### RECORDS SHOWN

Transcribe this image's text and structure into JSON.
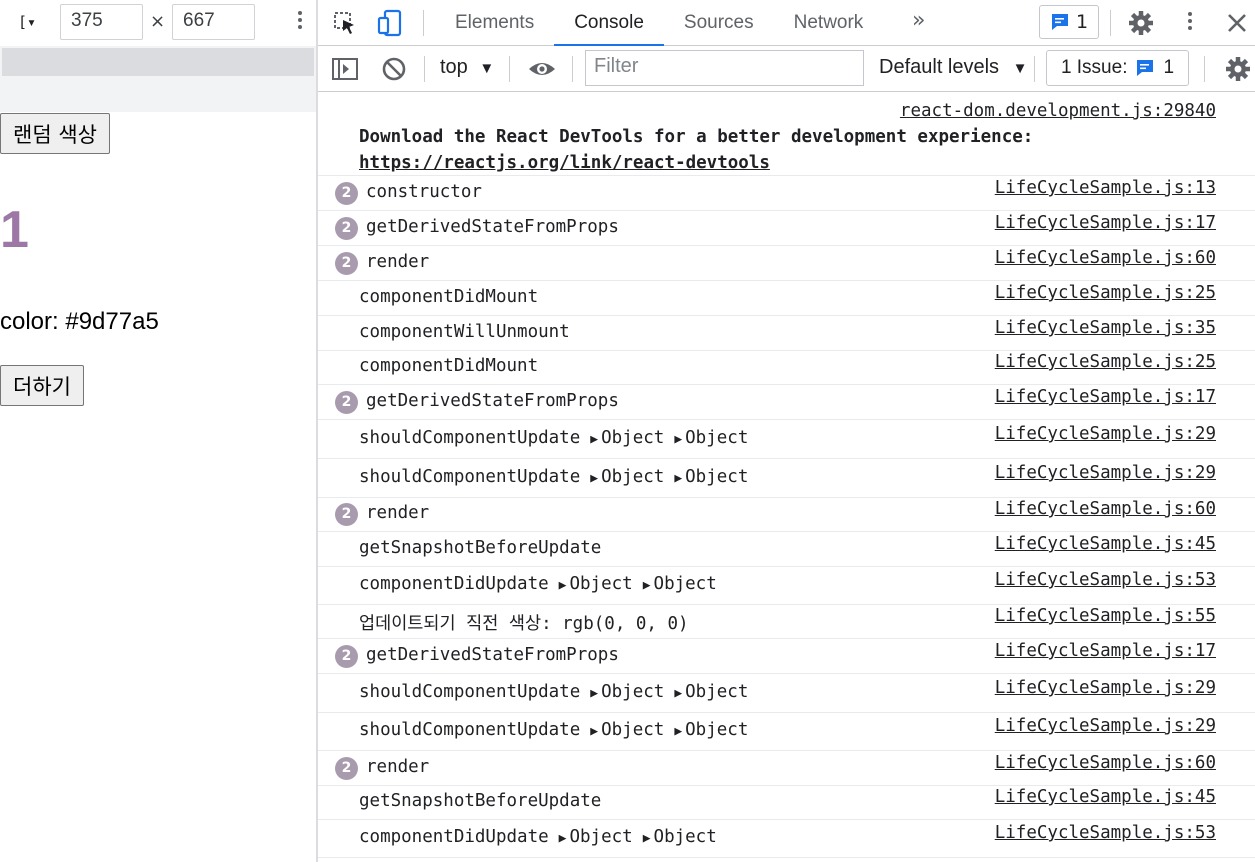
{
  "device_toolbar": {
    "device_icon": "[▾",
    "width": "375",
    "height": "667",
    "times": "×"
  },
  "page": {
    "random_color_button": "랜덤 색상",
    "counter": "1",
    "color_label": "color: #9d77a5",
    "add_button": "더하기",
    "number_color": "#9d77a5"
  },
  "devtools": {
    "tabs": [
      "Elements",
      "Console",
      "Sources",
      "Network"
    ],
    "active_tab": "Console",
    "more_tabs": "»",
    "message_count": "1",
    "context": "top",
    "filter_placeholder": "Filter",
    "levels": "Default levels",
    "issues_label": "1 Issue:",
    "issues_count": "1",
    "accent": "#1a73e8"
  },
  "console": {
    "react_notice": {
      "source": "react-dom.development.js:29840",
      "text": "Download the React DevTools for a better development experience: ",
      "link": "https://reactjs.org/link/react-devtools"
    },
    "entries": [
      {
        "count": "2",
        "text": "constructor",
        "source": "LifeCycleSample.js:13"
      },
      {
        "count": "2",
        "text": "getDerivedStateFromProps",
        "source": "LifeCycleSample.js:17"
      },
      {
        "count": "2",
        "text": "render",
        "source": "LifeCycleSample.js:60"
      },
      {
        "count": "",
        "text": "componentDidMount",
        "source": "LifeCycleSample.js:25"
      },
      {
        "count": "",
        "text": "componentWillUnmount",
        "source": "LifeCycleSample.js:35"
      },
      {
        "count": "",
        "text": "componentDidMount",
        "source": "LifeCycleSample.js:25"
      },
      {
        "count": "2",
        "text": "getDerivedStateFromProps",
        "source": "LifeCycleSample.js:17"
      },
      {
        "count": "",
        "text": "shouldComponentUpdate",
        "objects": [
          "Object",
          "Object"
        ],
        "source": "LifeCycleSample.js:29"
      },
      {
        "count": "",
        "text": "shouldComponentUpdate",
        "objects": [
          "Object",
          "Object"
        ],
        "source": "LifeCycleSample.js:29"
      },
      {
        "count": "2",
        "text": "render",
        "source": "LifeCycleSample.js:60"
      },
      {
        "count": "",
        "text": "getSnapshotBeforeUpdate",
        "source": "LifeCycleSample.js:45"
      },
      {
        "count": "",
        "text": "componentDidUpdate",
        "objects": [
          "Object",
          "Object"
        ],
        "source": "LifeCycleSample.js:53"
      },
      {
        "count": "",
        "text": "업데이트되기 직전 색상:  rgb(0, 0, 0)",
        "source": "LifeCycleSample.js:55"
      },
      {
        "count": "2",
        "text": "getDerivedStateFromProps",
        "source": "LifeCycleSample.js:17"
      },
      {
        "count": "",
        "text": "shouldComponentUpdate",
        "objects": [
          "Object",
          "Object"
        ],
        "source": "LifeCycleSample.js:29"
      },
      {
        "count": "",
        "text": "shouldComponentUpdate",
        "objects": [
          "Object",
          "Object"
        ],
        "source": "LifeCycleSample.js:29"
      },
      {
        "count": "2",
        "text": "render",
        "source": "LifeCycleSample.js:60"
      },
      {
        "count": "",
        "text": "getSnapshotBeforeUpdate",
        "source": "LifeCycleSample.js:45"
      },
      {
        "count": "",
        "text": "componentDidUpdate",
        "objects": [
          "Object",
          "Object"
        ],
        "source": "LifeCycleSample.js:53"
      }
    ]
  }
}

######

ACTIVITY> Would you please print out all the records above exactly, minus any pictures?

TASK RESPONSE>
Transcribe this image's text and structure into JSON.
{
  "device_toolbar": {
    "device_icon": "[▾",
    "width": "375",
    "height": "667",
    "times": "×"
  },
  "page": {
    "random_color_button": "랜덤 색상",
    "counter": "1",
    "color_label": "color: #9d77a5",
    "add_button": "더하기",
    "number_color": "#9d77a5"
  },
  "devtools": {
    "tabs": [
      "Elements",
      "Console",
      "Sources",
      "Network"
    ],
    "active_tab": "Console",
    "more_tabs": "»",
    "message_count": "1",
    "context": "top",
    "filter_placeholder": "Filter",
    "levels": "Default levels",
    "issues_label": "1 Issue:",
    "issues_count": "1",
    "accent": "#1a73e8"
  },
  "console": {
    "react_notice": {
      "source": "react-dom.development.js:29840",
      "text": "Download the React DevTools for a better development experience: ",
      "link": "https://reactjs.org/link/react-devtools"
    },
    "entries": [
      {
        "count": "2",
        "text": "constructor",
        "source": "LifeCycleSample.js:13"
      },
      {
        "count": "2",
        "text": "getDerivedStateFromProps",
        "source": "LifeCycleSample.js:17"
      },
      {
        "count": "2",
        "text": "render",
        "source": "LifeCycleSample.js:60"
      },
      {
        "count": "",
        "text": "componentDidMount",
        "source": "LifeCycleSample.js:25"
      },
      {
        "count": "",
        "text": "componentWillUnmount",
        "source": "LifeCycleSample.js:35"
      },
      {
        "count": "",
        "text": "componentDidMount",
        "source": "LifeCycleSample.js:25"
      },
      {
        "count": "2",
        "text": "getDerivedStateFromProps",
        "source": "LifeCycleSample.js:17"
      },
      {
        "count": "",
        "text": "shouldComponentUpdate",
        "objects": [
          "Object",
          "Object"
        ],
        "source": "LifeCycleSample.js:29"
      },
      {
        "count": "",
        "text": "shouldComponentUpdate",
        "objects": [
          "Object",
          "Object"
        ],
        "source": "LifeCycleSample.js:29"
      },
      {
        "count": "2",
        "text": "render",
        "source": "LifeCycleSample.js:60"
      },
      {
        "count": "",
        "text": "getSnapshotBeforeUpdate",
        "source": "LifeCycleSample.js:45"
      },
      {
        "count": "",
        "text": "componentDidUpdate",
        "objects": [
          "Object",
          "Object"
        ],
        "source": "LifeCycleSample.js:53"
      },
      {
        "count": "",
        "text": "업데이트되기 직전 색상:  rgb(0, 0, 0)",
        "source": "LifeCycleSample.js:55"
      },
      {
        "count": "2",
        "text": "getDerivedStateFromProps",
        "source": "LifeCycleSample.js:17"
      },
      {
        "count": "",
        "text": "shouldComponentUpdate",
        "objects": [
          "Object",
          "Object"
        ],
        "source": "LifeCycleSample.js:29"
      },
      {
        "count": "",
        "text": "shouldComponentUpdate",
        "objects": [
          "Object",
          "Object"
        ],
        "source": "LifeCycleSample.js:29"
      },
      {
        "count": "2",
        "text": "render",
        "source": "LifeCycleSample.js:60"
      },
      {
        "count": "",
        "text": "getSnapshotBeforeUpdate",
        "source": "LifeCycleSample.js:45"
      },
      {
        "count": "",
        "text": "componentDidUpdate",
        "objects": [
          "Object",
          "Object"
        ],
        "source": "LifeCycleSample.js:53"
      }
    ]
  }
}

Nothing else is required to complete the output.